Website and app data records
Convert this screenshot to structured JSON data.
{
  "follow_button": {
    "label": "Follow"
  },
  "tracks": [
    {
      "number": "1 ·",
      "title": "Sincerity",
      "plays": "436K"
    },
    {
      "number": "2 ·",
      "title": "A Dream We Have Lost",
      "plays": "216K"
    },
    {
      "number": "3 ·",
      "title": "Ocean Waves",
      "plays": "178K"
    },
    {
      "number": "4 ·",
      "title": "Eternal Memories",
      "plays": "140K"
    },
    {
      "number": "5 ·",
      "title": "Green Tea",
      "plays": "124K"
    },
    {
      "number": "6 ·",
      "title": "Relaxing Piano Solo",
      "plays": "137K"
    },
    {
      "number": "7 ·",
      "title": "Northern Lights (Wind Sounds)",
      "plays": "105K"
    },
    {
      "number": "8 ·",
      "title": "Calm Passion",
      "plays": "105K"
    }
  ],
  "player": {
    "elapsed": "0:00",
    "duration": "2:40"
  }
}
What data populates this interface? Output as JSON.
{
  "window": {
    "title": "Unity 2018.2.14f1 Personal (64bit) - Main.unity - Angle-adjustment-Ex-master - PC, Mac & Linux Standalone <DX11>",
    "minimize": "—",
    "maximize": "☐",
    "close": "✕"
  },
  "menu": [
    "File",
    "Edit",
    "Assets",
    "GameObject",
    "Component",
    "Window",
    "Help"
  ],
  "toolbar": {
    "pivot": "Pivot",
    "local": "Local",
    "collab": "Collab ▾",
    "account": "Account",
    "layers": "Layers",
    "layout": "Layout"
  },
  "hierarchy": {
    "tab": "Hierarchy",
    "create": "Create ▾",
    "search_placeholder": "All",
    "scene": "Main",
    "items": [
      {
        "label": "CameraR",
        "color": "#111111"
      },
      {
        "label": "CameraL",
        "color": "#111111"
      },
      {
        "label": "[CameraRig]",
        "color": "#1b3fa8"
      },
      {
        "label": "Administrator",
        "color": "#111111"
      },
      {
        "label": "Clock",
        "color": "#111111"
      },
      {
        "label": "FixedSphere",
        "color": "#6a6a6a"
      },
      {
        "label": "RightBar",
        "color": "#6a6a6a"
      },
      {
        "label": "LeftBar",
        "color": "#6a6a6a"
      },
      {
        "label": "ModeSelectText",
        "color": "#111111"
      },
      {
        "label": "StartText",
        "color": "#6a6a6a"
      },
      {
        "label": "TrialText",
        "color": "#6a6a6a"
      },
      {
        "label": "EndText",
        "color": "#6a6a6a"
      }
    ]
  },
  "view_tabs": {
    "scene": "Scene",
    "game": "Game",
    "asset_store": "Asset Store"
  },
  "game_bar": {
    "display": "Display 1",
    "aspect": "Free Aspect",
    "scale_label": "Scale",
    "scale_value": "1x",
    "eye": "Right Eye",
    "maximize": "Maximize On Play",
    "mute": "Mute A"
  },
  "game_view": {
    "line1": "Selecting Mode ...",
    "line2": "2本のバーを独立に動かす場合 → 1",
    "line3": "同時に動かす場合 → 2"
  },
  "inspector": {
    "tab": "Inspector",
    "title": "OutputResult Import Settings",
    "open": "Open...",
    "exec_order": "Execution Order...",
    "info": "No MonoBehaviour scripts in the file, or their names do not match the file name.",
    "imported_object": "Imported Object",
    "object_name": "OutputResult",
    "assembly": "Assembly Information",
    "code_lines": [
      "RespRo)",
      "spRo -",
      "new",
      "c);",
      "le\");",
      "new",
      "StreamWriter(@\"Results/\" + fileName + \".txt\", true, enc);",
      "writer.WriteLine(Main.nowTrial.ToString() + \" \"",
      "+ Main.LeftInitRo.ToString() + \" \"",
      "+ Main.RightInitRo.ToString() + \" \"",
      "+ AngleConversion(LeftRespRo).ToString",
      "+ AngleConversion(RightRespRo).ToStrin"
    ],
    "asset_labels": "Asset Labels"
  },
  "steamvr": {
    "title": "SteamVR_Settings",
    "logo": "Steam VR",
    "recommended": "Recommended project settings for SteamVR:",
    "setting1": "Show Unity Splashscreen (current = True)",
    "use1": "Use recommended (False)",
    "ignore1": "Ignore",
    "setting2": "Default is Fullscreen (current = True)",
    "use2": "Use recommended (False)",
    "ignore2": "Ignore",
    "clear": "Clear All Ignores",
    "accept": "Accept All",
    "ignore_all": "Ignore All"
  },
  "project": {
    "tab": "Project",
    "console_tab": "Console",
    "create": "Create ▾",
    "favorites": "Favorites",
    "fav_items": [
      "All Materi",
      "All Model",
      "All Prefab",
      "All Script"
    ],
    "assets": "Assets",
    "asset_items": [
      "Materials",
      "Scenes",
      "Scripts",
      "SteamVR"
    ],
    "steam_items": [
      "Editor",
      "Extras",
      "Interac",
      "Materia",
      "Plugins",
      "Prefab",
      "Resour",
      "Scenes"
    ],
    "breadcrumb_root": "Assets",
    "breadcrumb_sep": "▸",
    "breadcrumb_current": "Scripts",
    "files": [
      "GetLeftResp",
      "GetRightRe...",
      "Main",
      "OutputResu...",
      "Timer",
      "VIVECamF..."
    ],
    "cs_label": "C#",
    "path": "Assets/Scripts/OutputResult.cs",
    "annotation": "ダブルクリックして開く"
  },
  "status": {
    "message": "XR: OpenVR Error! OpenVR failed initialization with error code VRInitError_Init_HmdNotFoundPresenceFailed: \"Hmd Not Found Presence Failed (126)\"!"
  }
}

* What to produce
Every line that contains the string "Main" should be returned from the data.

* Answer to this exercise
    "title": "Unity 2018.2.14f1 Personal (64bit) - Main.unity - Angle-adjustment-Ex-master - PC, Mac & Linux Standalone <DX11>",
    "scene": "Main",
      "writer.WriteLine(Main.nowTrial.ToString() + \" \"",
      "+ Main.LeftInitRo.ToString() + \" \"",
      "+ Main.RightInitRo.ToString() + \" \"",
      "Main",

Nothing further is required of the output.